Data items
====
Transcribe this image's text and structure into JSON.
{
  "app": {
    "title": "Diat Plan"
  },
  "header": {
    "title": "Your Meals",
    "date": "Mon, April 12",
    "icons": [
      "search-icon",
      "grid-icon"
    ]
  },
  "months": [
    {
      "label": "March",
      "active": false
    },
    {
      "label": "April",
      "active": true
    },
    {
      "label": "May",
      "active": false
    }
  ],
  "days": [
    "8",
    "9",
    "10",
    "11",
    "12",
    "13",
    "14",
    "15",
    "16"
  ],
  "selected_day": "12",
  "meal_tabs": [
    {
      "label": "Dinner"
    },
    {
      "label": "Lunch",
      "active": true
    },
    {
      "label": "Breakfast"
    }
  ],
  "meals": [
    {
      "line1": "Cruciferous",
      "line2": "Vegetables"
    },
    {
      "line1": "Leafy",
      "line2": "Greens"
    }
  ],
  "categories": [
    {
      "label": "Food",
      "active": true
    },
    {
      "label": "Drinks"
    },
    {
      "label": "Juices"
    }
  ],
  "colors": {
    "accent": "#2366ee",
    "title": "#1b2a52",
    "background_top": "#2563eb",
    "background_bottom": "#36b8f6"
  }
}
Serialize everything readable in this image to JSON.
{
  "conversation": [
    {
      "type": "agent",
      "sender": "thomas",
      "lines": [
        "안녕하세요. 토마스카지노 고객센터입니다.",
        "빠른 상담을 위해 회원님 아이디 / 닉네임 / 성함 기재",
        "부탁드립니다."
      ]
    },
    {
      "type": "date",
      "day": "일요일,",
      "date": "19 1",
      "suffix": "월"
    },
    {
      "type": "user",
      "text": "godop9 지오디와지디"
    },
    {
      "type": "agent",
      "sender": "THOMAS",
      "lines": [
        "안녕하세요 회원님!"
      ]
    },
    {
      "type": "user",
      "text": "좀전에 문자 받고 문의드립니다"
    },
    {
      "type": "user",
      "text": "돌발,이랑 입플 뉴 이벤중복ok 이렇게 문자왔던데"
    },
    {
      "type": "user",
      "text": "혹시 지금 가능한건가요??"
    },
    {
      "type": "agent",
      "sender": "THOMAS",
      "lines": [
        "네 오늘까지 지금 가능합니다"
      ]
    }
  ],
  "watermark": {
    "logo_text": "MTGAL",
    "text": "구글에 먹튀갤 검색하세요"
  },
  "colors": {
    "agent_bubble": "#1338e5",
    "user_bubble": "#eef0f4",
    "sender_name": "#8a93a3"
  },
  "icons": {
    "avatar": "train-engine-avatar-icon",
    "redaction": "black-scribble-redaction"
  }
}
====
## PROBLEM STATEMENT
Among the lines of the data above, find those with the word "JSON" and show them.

## ANSWER TO THIS EXERCISE
Transcribe this image's text and structure into JSON.
Serialize everything readable in this image to JSON.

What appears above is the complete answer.